It’s interesting reading about the culture of Christmas in other countries and comparing it to the United States. The part discussing the lights in the parks of Bogota reminds me of Bentleyville here in Duluth. Also the concept of Christmas hats was one I found interesting. I related this to the idea of American’s growing to make Christmas sweaters more and more of a tradition.

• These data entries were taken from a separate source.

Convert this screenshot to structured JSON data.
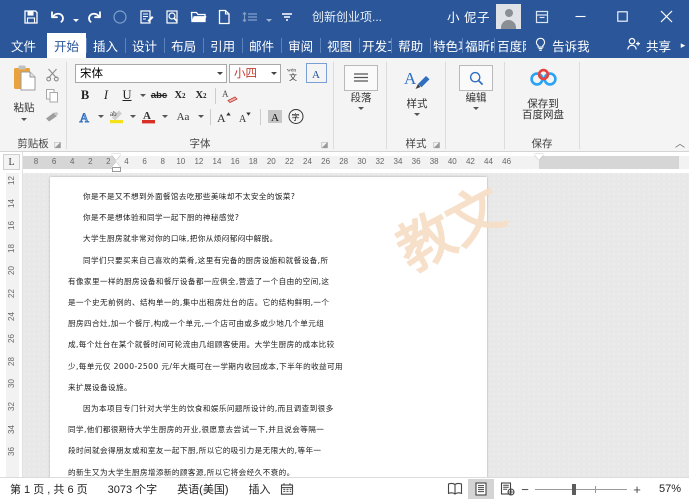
{
  "titlebar": {
    "quick_access": [
      {
        "name": "save-icon",
        "label": "保存"
      },
      {
        "name": "undo-icon",
        "label": "撤消"
      },
      {
        "name": "redo-icon",
        "label": "恢复"
      },
      {
        "name": "circle-icon",
        "label": "加载"
      },
      {
        "name": "edit-doc-icon",
        "label": "修订"
      },
      {
        "name": "print-preview-icon",
        "label": "打印预览"
      },
      {
        "name": "open-folder-icon",
        "label": "打开"
      },
      {
        "name": "new-doc-icon",
        "label": "新建"
      },
      {
        "name": "line-spacing-icon",
        "label": "行距"
      },
      {
        "name": "customize-qat-icon",
        "label": "自定义快速访问工具栏"
      }
    ],
    "document_title": "创新创业项...",
    "account_name": "小 伲子",
    "ribbon_display_label": "囷",
    "minimize_label": "—",
    "maximize_label": "□",
    "close_label": "✕"
  },
  "tabs": [
    {
      "label": "文件",
      "active": false
    },
    {
      "label": "开始",
      "active": true
    },
    {
      "label": "插入",
      "active": false
    },
    {
      "label": "设计",
      "active": false
    },
    {
      "label": "布局",
      "active": false
    },
    {
      "label": "引用",
      "active": false
    },
    {
      "label": "邮件",
      "active": false
    },
    {
      "label": "审阅",
      "active": false
    },
    {
      "label": "视图",
      "active": false
    },
    {
      "label": "开发工",
      "active": false
    },
    {
      "label": "帮助",
      "active": false
    },
    {
      "label": "特色功",
      "active": false
    },
    {
      "label": "福昕P",
      "active": false
    },
    {
      "label": "百度网",
      "active": false
    }
  ],
  "tab_right": {
    "tellme_label": "告诉我",
    "tellme_icon": "lightbulb-icon",
    "share_label": "共享",
    "share_icon": "person-add-icon",
    "more_label": "▸"
  },
  "ribbon": {
    "groups": [
      {
        "name": "clipboard",
        "label": "剪贴板",
        "paste_label": "粘贴",
        "items": [
          {
            "name": "cut-icon",
            "label": "剪切"
          },
          {
            "name": "copy-icon",
            "label": "复制"
          },
          {
            "name": "format-painter-icon",
            "label": "格式刷"
          }
        ]
      },
      {
        "name": "font",
        "label": "字体",
        "font_name_value": "宋体",
        "font_size_value": "小四",
        "phonetic_label": "wén 文",
        "border_char_label": "A",
        "buttons": [
          {
            "name": "bold-icon",
            "label": "B"
          },
          {
            "name": "italic-icon",
            "label": "I"
          },
          {
            "name": "underline-icon",
            "label": "U"
          },
          {
            "name": "strikethrough-icon",
            "label": "abc"
          },
          {
            "name": "subscript-icon",
            "label": "X₂"
          },
          {
            "name": "superscript-icon",
            "label": "X²"
          },
          {
            "name": "clear-format-icon",
            "label": "清除格式"
          },
          {
            "name": "text-effects-icon",
            "label": "A"
          },
          {
            "name": "highlight-icon",
            "label": "ab"
          },
          {
            "name": "font-color-icon",
            "label": "A"
          },
          {
            "name": "change-case-icon",
            "label": "Aa"
          },
          {
            "name": "grow-font-icon",
            "label": "A"
          },
          {
            "name": "shrink-font-icon",
            "label": "A"
          },
          {
            "name": "character-shading-icon",
            "label": "A"
          },
          {
            "name": "enclose-character-icon",
            "label": "字"
          }
        ]
      },
      {
        "name": "paragraph",
        "label": "段落",
        "icon": "paragraph-icon"
      },
      {
        "name": "styles",
        "label": "样式",
        "icon": "styles-icon"
      },
      {
        "name": "editing",
        "label": "编辑",
        "icon": "find-icon"
      },
      {
        "name": "save-baidu",
        "label": "保存",
        "button_label": "保存到\n百度网盘",
        "button_line1": "保存到",
        "button_line2": "百度网盘",
        "icon": "baidu-netdisk-icon"
      }
    ],
    "collapse_label": "︿"
  },
  "rulers": {
    "tab_selector_label": "L",
    "horizontal_ticks": [
      "8",
      "6",
      "4",
      "2",
      "2",
      "4",
      "6",
      "8",
      "10",
      "12",
      "14",
      "16",
      "18",
      "20",
      "22",
      "24",
      "26",
      "28",
      "30",
      "32",
      "34",
      "36",
      "38",
      "40",
      "42",
      "44",
      "46"
    ],
    "vertical_ticks": [
      "12",
      "14",
      "16",
      "18",
      "20",
      "22",
      "24",
      "26",
      "28",
      "30",
      "32",
      "34",
      "36"
    ]
  },
  "document": {
    "watermark": "教文",
    "lines": [
      {
        "text": "你是不是又不想到外面餐馆去吃那些美味却不太安全的饭菜?",
        "indent": true
      },
      {
        "text": "你是不是想体验和同学一起下厨的神秘感觉?",
        "indent": true
      },
      {
        "text": "大学生厨房就非常对你的口味,把你从烦闷郁闷中解脱。",
        "indent": true
      },
      {
        "text": "同学们只要买来自己喜欢的菜肴,这里有完备的厨房设施和就餐设备,所",
        "indent": true
      },
      {
        "text": "有像家里一样的厨房设备和餐厅设备都一应俱全,营造了一个自由的空间,这",
        "indent": false
      },
      {
        "text": "是一个史无前例的、结构单一的,集中出租房灶台的店。它的结构鲜明,一个",
        "indent": false
      },
      {
        "text": "厨房四合灶,加一个餐厅,构成一个单元,一个店可由或多或少地几个单元组",
        "indent": false
      },
      {
        "text": "成,每个灶台在某个就餐时间可轮流由几组顾客使用。大学生厨房的成本比较",
        "indent": false
      },
      {
        "text": "少,每单元仅 2000-2500 元/年大概可在一学期内收回成本,下半年的收益可用",
        "indent": false
      },
      {
        "text": "来扩展设备设施。",
        "indent": false
      },
      {
        "text": "因为本项目专门针对大学生的饮食和娱乐问题所设计的,而且调查到很多",
        "indent": true
      },
      {
        "text": "同学,他们都很期待大学生厨房的开业,很愿意去尝试一下,并且说会等隔一",
        "indent": false
      },
      {
        "text": "段时间就会得朋友或和室友一起下厨,所以它的吸引力是无限大的,等年一",
        "indent": false
      },
      {
        "text": "的新生又为大学生厨房增添新的顾客源,所以它将会经久不衰的。",
        "indent": false
      }
    ]
  },
  "statusbar": {
    "page_info": "第 1 页 , 共 6 页",
    "word_count": "3073 个字",
    "language": "英语(美国)",
    "insert_mode": "插入",
    "proofing_icon": "proofing-icon",
    "views": [
      {
        "name": "read-mode-icon",
        "label": "阅读视图",
        "active": false
      },
      {
        "name": "print-layout-icon",
        "label": "页面视图",
        "active": true
      },
      {
        "name": "web-layout-icon",
        "label": "Web 版式视图",
        "active": false
      }
    ],
    "zoom_out_label": "−",
    "zoom_in_label": "+",
    "zoom_value": "57%"
  },
  "colors": {
    "title_bar": "#2b579a",
    "ribbon_bg": "#f4f4f4",
    "canvas_bg": "#e8e8e8",
    "page_bg": "#ffffff",
    "watermark": "#f7dfc8",
    "accent_red": "#d93025",
    "accent_blue": "#2f6fc0"
  }
}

That is very surprising that being Bogota is so huge in the Christmas and New Year spirit that they don’t even stay around for it. Its also interesting to see how other places around the globe celebrate different holidays. I think we some times tend to assume that everyone does things the same way, but that isn’t the case at all. I thought that a cool similarity between Bogota and Duluth is that they both provide light shows, where people are willing to travel to see them. Although Bogota seems to take the cake for a larger scale presentation. Its wonderful to see differences and similarities between countries that are so different.
Interesting how a cultures from around the world that celebrates a holiday can be so different, but also the same. The businesses all heavily invest in the holiday to get themed products. I would find myself at a loss if I were to try to go to the beach and weather where I could wear a T-shirt. I have always been near snow a below freezing. Thanks for sharing!
I am fascinated how other cultures celebrate Christmas. I am curious as to how Christmas even become a holiday for other countries especially if it wasn’t traditionally in their culture to begin with. I am a huge fan of Christmas lights and would love to visit Bogota just to see the decorations. I think it is very generous of Bogota to lower their hotels’ rates! This shows that it is not always about the profits that are important to them when it comes to celebrating a holiday, but the entertainment and joy they can bring to the people!
Christmas is one of my favorite times of the year and I have always found it fascinating to hear how other cultures celebrate the holiday. I was lucky enough to celebrate an “American” style Christmas and a traditional “Danish” Christmas. The main difference that I have noticed between the two, is that the Danish Christmas was more about family and beliefs, whereas my experience with an American Christmas was more about the commercialism of the holiday. It is amazing to me how into Christmas the Danish are and all of the events they have correlated with the holiday. I have only experienced a Danish Christmas within my mother’s home but I would love to one day experience it in Denmark.
Christmas in Bogota sounds very exciting. I like how they focus more on the family, traditions, and customs rather then a heavy commercialized holiday like we tend to do with gifts and big meals. I have only spent Christmas outside of the U.S one time and it was for a family vacation in Mexico. It was interesting to see all of the partying and cheering that they did. In a sense, it seemed like more of a hyped up american holiday party to me. Regardless, I had a lot of fun and would be willing to try it and other nations holiday traditions if given another chance.
Interesting to learn about how Christmas is celebrated in another country. Sounds like the nativity scene and other religious-based traditions are popular. Did you get a sense that secular or American traditions were gaining popularity? If so, how did they differ from the U.S.?
Do you have a sense as to how important Christmas is in Colombia compared to other holidays? In America, Christmas is the largest holiday by consumer spending, though I would guess Christmas in the States is way more commercialized than in Colombia. Are there other holidays celebrated in Colombia that rival or pass Christmas?